recovery and SAN solution which would offer higher availability,
reliability and scalability. As a result, GGS implemented a NetApp
FAS2040 and expanded the existing FAS2020.
The new solution also included NetApp
Flexclone, NetApp SnapVault, SnapMirror, SnapMirror for Virtual
Infrastructure and NetApp Deduplication.
GGS also fully virtualized all servers as
part of the upgrade.
The primary site for GGS's IT infrastructure
and key applications is the Corio campus in Geelong. The disaster
recovery site sits within a separate building to the main IT
infrastructure, which is run across a high speed fibre
"The benefits we've experienced by implementing a NetApp data
storage system are significant," David Witcombe said.
"We now have a highly efficient data storage
system, which we can expand quickly and simply when necessary. By
implementing NetApp Deduplication, we've generated massive gains.
What was up to 20 terabytes of data has been reduced to just six
terabytes via deduplication.
"We've gone from 18 physical servers with no
virtual machines to six physical servers and 40 virtual machines.
In six months, we will have that down to just one physical
"Once we realised the benefits a new storage
infrastructure would provide the school, it was a natural
progression for us to move to server virtualization, then to NetApp
"We now have complete peace of mind that our
system and the data on it, is safe and secure - something that is
critical when working in a very dynamic education environment. We
can be confident that the six-monthly audits implemented to
maintain correct levels of governance will reinforce our compliance
with policy and regulations," David Witcombe said.
The GGS IT team also benefits from faster
creation of development and testing environments, which now takes
minutes rather than days. "This benefit alone generates massive
dollar savings for us, because we can put the systems analysts'
time to much better use than provisioning space for
David Witcombe continued, "With the demands
on our technology continually increasing, it's critical for us to
know that we're working with a flexible, scalable system which is
reliable and available. In our environment, delays and low
productivity aren't acceptable. With the NetApp storage
infrastructure underpinning the rest of our network, we are happy
in the knowledge that we are operating in the most efficient,
flexible option available.

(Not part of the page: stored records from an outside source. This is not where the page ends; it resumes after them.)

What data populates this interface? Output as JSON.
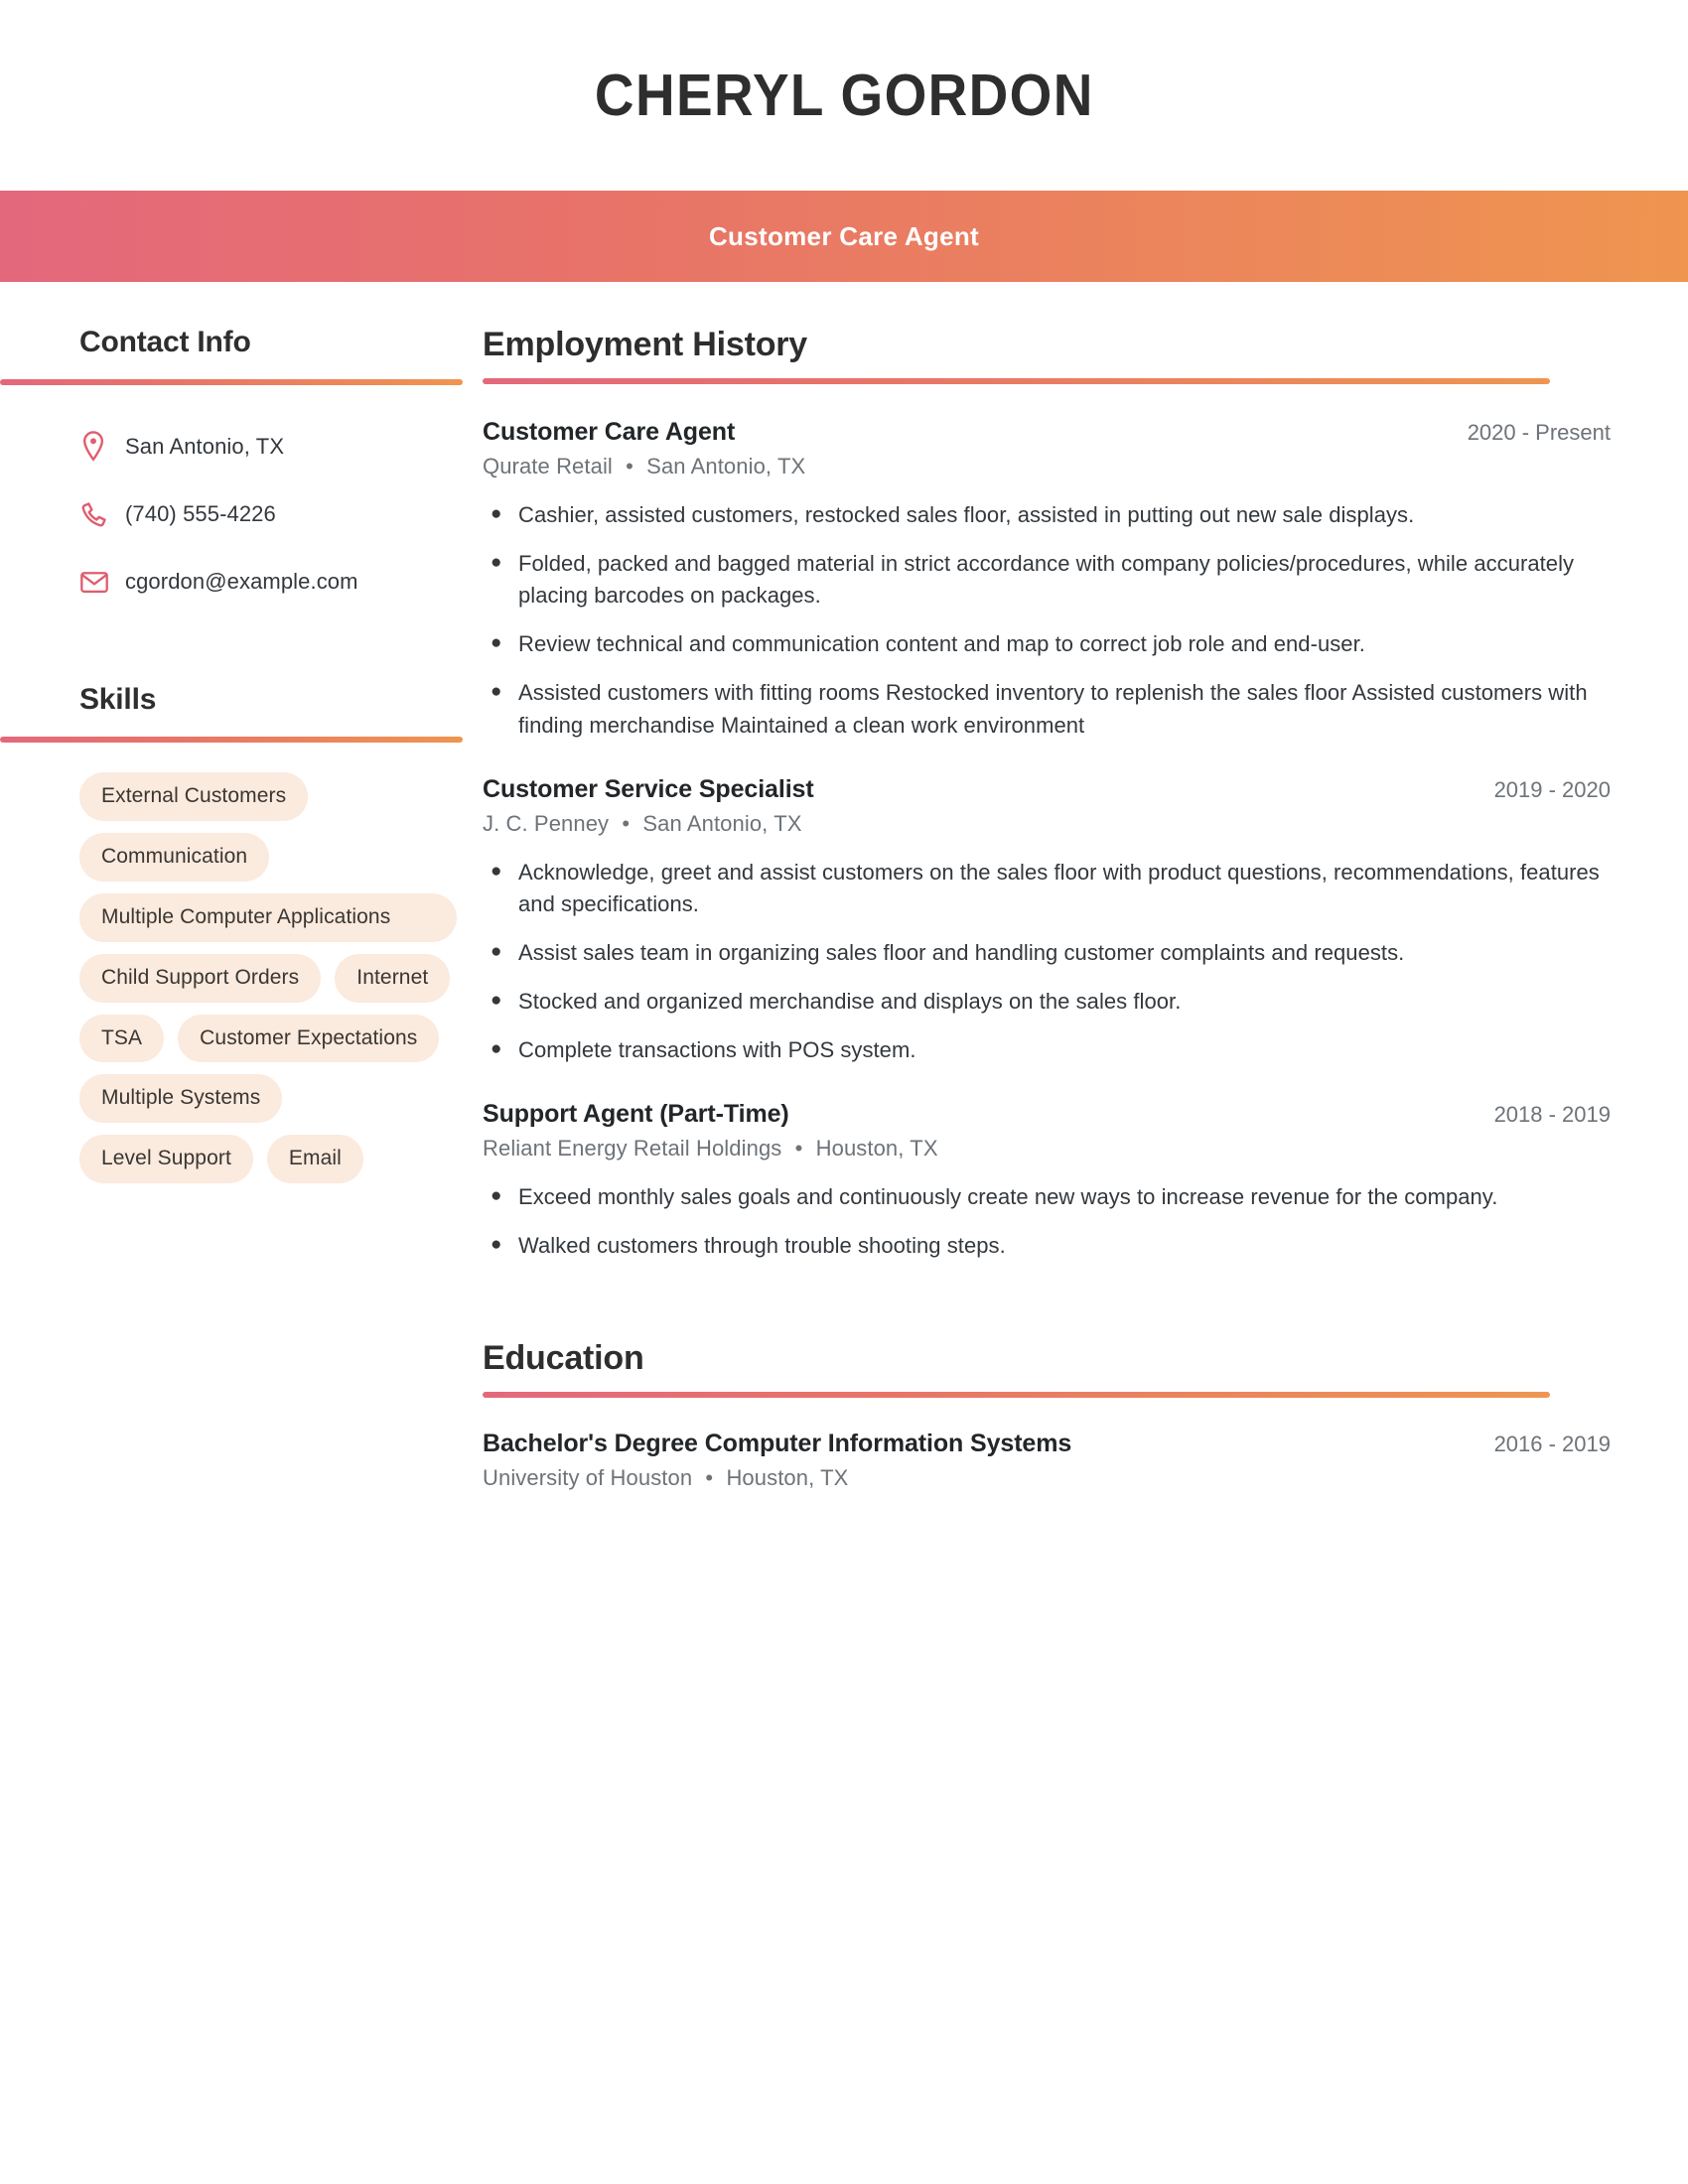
{
  "header": {
    "name": "CHERYL GORDON",
    "title": "Customer Care Agent"
  },
  "sidebar": {
    "contact": {
      "heading": "Contact Info",
      "items": [
        {
          "icon": "location-pin-icon",
          "value": "San Antonio, TX"
        },
        {
          "icon": "phone-icon",
          "value": "(740) 555-4226"
        },
        {
          "icon": "email-envelope-icon",
          "value": "cgordon@example.com"
        }
      ]
    },
    "skills": {
      "heading": "Skills",
      "tags": [
        "External Customers",
        "Communication",
        "Multiple Computer Applications",
        "Child Support Orders",
        "Internet",
        "TSA",
        "Customer Expectations",
        "Multiple Systems",
        "Level Support",
        "Email"
      ]
    }
  },
  "main": {
    "employment": {
      "heading": "Employment History",
      "entries": [
        {
          "title": "Customer Care Agent",
          "dates": "2020 - Present",
          "company": "Qurate Retail",
          "location": "San Antonio, TX",
          "bullets": [
            "Cashier, assisted customers, restocked sales floor, assisted in putting out new sale displays.",
            "Folded, packed and bagged material in strict accordance with company policies/procedures, while accurately placing barcodes on packages.",
            "Review technical and communication content and map to correct job role and end-user.",
            "Assisted customers with fitting rooms Restocked inventory to replenish the sales floor Assisted customers with finding merchandise Maintained a clean work environment"
          ]
        },
        {
          "title": "Customer Service Specialist",
          "dates": "2019 - 2020",
          "company": "J. C. Penney",
          "location": "San Antonio, TX",
          "bullets": [
            "Acknowledge, greet and assist customers on the sales floor with product questions, recommendations, features and specifications.",
            "Assist sales team in organizing sales floor and handling customer complaints and requests.",
            "Stocked and organized merchandise and displays on the sales floor.",
            "Complete transactions with POS system."
          ]
        },
        {
          "title": "Support Agent (Part-Time)",
          "dates": "2018 - 2019",
          "company": "Reliant Energy Retail Holdings",
          "location": "Houston, TX",
          "bullets": [
            "Exceed monthly sales goals and continuously create new ways to increase revenue for the company.",
            "Walked customers through trouble shooting steps."
          ]
        }
      ]
    },
    "education": {
      "heading": "Education",
      "entries": [
        {
          "title": "Bachelor's Degree Computer Information Systems",
          "dates": "2016 - 2019",
          "school": "University of Houston",
          "location": "Houston, TX"
        }
      ]
    }
  },
  "separator": "•",
  "bullet_glyph": "●",
  "colors": {
    "gradient_start": "#e4687c",
    "gradient_mid": "#e87468",
    "gradient_end": "#ef9550",
    "icon": "#e05c6e",
    "tag_bg": "#fbeade",
    "heading": "#2e2e2e",
    "muted_text": "#6d7378",
    "body_text": "#33383d"
  }
}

We are in a great position to move into
the future stages of technology requirements for GGS."
David Witcombe's ongoing plan for GGS's IT infrastructure is to
continually upgrade the storage system to introduce an even higher

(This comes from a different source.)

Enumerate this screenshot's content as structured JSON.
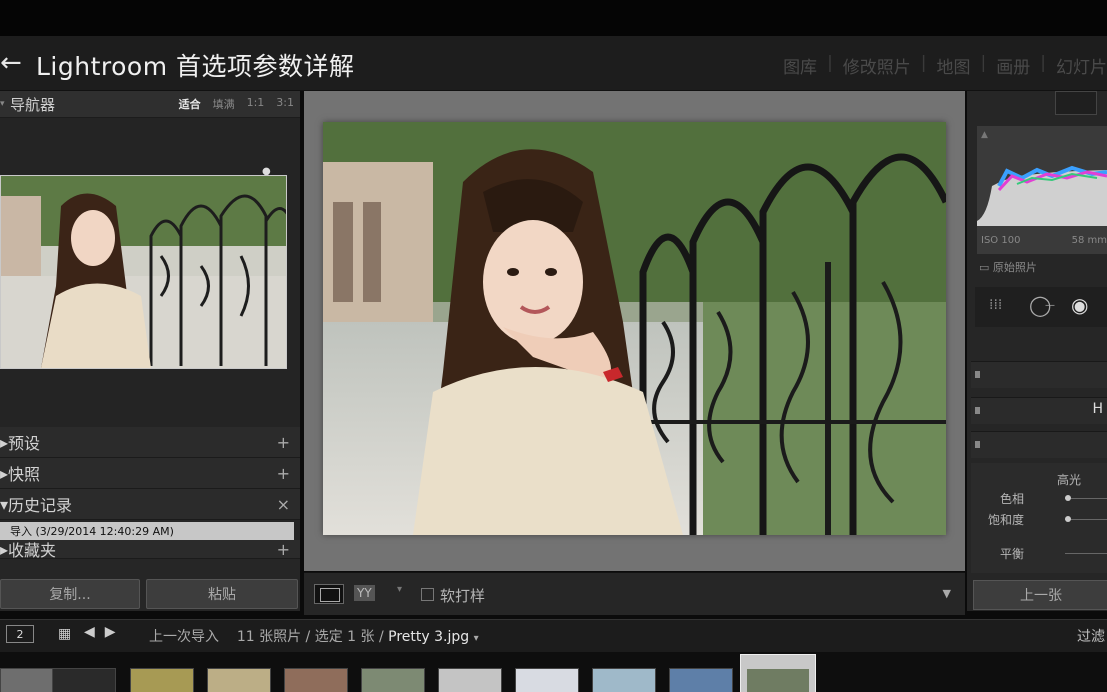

level of flexibility and efficiency across the school's five
"Our next stage will involve expanding the
capacity of the existing NetApp FAS units, as well as install a

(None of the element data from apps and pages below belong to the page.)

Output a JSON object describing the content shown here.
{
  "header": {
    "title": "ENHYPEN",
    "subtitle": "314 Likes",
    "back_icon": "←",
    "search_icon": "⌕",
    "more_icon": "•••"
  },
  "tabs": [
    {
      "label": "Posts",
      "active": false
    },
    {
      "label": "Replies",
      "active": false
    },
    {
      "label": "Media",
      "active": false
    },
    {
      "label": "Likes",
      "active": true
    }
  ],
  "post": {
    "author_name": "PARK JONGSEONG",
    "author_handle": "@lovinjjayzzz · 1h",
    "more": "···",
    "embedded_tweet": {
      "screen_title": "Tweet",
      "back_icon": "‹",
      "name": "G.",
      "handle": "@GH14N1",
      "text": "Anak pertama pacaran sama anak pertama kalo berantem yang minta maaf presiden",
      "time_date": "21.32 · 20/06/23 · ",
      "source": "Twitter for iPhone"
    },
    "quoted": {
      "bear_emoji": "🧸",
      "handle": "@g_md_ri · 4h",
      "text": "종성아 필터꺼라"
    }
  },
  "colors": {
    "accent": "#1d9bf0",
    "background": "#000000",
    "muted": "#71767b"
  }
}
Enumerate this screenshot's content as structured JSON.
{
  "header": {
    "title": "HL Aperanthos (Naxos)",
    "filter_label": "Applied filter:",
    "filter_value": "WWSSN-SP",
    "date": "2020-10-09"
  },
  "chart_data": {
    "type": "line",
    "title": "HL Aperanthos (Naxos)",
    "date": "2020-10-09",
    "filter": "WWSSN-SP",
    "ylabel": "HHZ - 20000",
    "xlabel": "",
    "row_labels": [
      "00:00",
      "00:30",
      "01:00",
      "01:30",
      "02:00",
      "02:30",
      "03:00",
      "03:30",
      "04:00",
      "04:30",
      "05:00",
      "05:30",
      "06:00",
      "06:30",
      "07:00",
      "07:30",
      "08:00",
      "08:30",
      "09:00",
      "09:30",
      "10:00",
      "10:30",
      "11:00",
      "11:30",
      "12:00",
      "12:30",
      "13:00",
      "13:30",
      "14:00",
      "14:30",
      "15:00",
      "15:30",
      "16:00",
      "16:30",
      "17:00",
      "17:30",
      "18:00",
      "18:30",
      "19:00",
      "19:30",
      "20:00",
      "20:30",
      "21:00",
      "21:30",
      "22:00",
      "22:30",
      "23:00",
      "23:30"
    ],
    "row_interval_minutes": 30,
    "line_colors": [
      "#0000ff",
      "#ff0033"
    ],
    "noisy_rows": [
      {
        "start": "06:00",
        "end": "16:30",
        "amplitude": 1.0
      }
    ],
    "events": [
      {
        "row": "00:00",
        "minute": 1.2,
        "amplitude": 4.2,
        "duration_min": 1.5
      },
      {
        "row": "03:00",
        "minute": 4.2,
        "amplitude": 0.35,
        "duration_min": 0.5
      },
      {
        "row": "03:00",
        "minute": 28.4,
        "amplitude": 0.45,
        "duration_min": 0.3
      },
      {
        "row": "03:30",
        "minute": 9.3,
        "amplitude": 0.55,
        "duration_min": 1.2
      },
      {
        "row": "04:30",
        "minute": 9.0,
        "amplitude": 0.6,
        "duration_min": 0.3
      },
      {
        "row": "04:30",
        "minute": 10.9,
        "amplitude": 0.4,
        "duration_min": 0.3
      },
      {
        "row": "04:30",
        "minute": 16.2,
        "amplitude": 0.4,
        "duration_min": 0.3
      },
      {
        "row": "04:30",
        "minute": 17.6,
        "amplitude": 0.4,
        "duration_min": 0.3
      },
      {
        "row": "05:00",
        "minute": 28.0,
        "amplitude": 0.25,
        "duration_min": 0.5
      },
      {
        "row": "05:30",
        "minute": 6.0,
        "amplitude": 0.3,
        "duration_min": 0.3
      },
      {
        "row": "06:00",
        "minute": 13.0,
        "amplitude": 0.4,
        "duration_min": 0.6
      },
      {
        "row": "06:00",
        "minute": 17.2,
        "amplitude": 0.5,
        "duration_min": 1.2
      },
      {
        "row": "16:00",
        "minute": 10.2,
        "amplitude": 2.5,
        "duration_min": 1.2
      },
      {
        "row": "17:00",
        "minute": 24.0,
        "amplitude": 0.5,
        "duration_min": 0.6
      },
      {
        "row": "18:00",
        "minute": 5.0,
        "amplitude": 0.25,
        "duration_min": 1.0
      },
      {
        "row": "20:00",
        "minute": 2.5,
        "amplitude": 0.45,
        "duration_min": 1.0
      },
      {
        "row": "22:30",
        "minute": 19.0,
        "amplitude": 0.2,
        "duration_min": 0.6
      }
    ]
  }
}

couple of others at different locations to provide our remote sites
at Timbertop and Toorak with full access to disaster recovery and
"The cloud is also a possible future option
for us for archiving, so we don't have to look after the physical
equipment related to old information.
"No matter which steps we choose to take when
further developing our IT offering, we have implemented the
foundations and building blocks for a much more flexible, scalable
IT environment, so we are future ready," David Witcombe
- NetApp FAS2020 x 1 (DS 1414 x2)
- NetApp FAS2040 (Clustered - DS 4243 x 2)
- NetApp Flexclone
- NetApp SnapVault
- NetApp Snap Mirror and SnapMirror for Virtual
+61 29469 5740